Be a Champion and Read Contest

The Mississippi Association of Educators believes reading is the child’s key to success in school and life. That’s why MAE is emphasizing reading through its Be a Champion and Read contest. The goal of the contest is to get your child excited about reading. Entering your child in the contest is simple! Choose six reading-level appropriate books and encourage your child to read all of them before the final date to qualify as a “champion reader” on Friday, October 23. Students who meet the six-book challenge qualify for the contest drawing. The grand prize winner receives tickets to the Egg Bowl with two guests, a visit to the field during pre-game activities and a school prize pack! There will be two winners, one for MSU and one for Ole Miss. Other prizes will be awarded to four students from each team. Students can only choose one team and enter the contest one time. Only K-8 Mississippi public school students can participate and win. Additionally, four participating teachers or librarians will win $500 for their classroom. There is also a $250 cash prize which will be awarded to four teachers who have the best decorated bulletin board, door, or classroom promoting the contest. Be sure to mark which team your child is reading for – MSU or Ole Miss! Students completing the challenge will receive a MSU or Ole Miss bookmark and certificate highlighting that your child is a championship reader! Don’t forget that your child’s reading list is due to the teacher by Friday, October 23....

Summer Camp Boosts Reading Skills

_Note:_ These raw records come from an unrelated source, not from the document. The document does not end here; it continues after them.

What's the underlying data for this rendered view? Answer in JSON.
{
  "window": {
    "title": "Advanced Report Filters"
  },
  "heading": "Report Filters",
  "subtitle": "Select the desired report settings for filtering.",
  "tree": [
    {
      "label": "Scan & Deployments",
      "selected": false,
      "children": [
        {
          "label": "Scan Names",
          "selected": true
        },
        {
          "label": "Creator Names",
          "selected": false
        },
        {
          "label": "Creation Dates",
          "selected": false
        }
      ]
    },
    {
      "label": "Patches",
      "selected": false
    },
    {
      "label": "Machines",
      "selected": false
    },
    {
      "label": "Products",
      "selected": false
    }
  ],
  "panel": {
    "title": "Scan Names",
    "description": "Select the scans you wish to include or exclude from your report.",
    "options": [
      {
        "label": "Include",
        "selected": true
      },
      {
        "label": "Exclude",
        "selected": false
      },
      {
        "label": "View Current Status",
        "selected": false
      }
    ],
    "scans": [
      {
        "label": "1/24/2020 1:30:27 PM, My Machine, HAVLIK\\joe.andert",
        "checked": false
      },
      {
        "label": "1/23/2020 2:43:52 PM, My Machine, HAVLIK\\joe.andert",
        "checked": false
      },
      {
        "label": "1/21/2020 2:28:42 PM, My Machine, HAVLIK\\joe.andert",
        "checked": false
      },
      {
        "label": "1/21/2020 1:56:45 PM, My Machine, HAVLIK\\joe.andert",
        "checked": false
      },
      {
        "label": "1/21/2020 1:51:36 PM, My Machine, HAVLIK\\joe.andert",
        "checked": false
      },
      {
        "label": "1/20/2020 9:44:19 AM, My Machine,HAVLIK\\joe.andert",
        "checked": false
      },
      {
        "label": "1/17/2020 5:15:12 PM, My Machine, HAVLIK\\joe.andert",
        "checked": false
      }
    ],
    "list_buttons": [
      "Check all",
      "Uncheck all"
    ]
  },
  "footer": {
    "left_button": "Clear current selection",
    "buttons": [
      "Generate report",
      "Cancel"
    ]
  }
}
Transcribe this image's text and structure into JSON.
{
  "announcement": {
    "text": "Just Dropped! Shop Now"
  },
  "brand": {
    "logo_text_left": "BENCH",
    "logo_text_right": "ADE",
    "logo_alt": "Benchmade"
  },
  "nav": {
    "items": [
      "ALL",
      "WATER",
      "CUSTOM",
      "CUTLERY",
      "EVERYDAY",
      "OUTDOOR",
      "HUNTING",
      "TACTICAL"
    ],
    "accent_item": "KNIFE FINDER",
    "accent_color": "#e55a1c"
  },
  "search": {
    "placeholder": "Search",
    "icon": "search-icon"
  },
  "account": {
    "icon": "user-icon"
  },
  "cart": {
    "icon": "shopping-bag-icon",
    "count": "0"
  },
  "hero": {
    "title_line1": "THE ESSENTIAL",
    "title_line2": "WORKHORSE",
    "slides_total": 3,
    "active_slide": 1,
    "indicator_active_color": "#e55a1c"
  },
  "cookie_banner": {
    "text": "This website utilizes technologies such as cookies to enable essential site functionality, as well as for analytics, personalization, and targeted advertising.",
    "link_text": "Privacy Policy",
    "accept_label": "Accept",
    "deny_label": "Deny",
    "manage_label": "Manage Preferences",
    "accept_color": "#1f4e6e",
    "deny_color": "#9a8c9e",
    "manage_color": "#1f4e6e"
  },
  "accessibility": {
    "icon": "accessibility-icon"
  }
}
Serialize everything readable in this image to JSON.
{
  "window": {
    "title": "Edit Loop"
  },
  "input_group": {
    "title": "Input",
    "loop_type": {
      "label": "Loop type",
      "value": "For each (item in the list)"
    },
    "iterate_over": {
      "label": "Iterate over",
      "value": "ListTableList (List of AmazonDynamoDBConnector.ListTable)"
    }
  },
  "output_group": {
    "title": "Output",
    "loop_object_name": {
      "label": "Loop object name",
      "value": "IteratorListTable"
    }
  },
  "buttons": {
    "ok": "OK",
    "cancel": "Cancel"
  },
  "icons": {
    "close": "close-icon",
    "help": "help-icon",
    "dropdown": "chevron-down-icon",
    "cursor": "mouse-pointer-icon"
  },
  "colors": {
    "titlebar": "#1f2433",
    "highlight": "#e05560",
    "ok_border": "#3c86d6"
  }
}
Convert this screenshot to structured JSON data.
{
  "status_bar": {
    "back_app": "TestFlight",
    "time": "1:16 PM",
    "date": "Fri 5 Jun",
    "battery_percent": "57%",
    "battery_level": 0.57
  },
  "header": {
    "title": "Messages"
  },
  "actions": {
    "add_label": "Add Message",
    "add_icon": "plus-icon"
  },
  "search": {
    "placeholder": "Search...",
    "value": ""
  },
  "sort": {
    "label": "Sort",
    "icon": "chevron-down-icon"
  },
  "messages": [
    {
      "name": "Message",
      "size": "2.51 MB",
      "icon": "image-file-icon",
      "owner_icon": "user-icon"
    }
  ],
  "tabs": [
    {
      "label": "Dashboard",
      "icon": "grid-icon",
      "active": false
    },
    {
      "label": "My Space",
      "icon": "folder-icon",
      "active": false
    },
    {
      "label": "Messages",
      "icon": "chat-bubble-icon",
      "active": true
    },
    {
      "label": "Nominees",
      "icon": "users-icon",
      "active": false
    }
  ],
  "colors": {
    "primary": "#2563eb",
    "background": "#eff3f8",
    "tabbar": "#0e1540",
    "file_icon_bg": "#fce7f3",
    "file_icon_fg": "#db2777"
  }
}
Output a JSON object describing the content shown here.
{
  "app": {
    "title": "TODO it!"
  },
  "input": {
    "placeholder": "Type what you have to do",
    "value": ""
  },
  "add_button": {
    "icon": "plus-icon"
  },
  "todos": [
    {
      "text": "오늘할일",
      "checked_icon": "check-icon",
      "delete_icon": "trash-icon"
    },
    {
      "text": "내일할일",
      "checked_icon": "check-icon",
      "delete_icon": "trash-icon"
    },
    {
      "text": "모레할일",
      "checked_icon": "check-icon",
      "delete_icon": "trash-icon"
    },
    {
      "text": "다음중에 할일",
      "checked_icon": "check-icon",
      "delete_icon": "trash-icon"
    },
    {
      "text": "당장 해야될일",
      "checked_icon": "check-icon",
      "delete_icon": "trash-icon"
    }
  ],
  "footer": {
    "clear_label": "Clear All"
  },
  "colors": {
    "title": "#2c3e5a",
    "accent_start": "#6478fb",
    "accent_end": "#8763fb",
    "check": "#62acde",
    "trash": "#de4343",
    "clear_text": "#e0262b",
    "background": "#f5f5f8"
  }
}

  By Chris Kieffer Daily Journal TUPELO – Tupelo elementary school students who are struggling with reading skills are getting extra help this summer from a church-based program. This is the fourth year The Orchard has hosted SummerSALT, a summer-reading program that serves nearly 115 students, ranging from those who are entering kindergarten through those entering third grade. The acronym SALT is for studying and learning together. “We are being proactive,” said Merissa Rambo, missions director at The Orchard, noting that community supporters made the program possible. “We looked around, and we live in Mississippi, which ranks at the bottom of the country in literacy. We need to do something about it, so what can we do?” Students who need extra help in reading are referred to the free program by teachers, principals and others in the Tupelo School District, as well as by four local daycares. Each classroom has a certified teacher, assistant teacher, volunteer helper and no more than 12 students, ensuring small-group instruction. “I love it because it is a concentrated time to focus on reading skills,” said Carver Elementary first-grade teacher Anita McGraw, who is one of the program’s 10 teachers. “Everything is so well organized so when we get in there with the kids, we can focus on teaching them.” The program uses contributions from local businesses to hire the teachers and assistant teachers to work with the students. The plan is to counter the summer slide, the idea that students forget during the long summer break some of the skills they learned and then begin the new school year behind where they ended...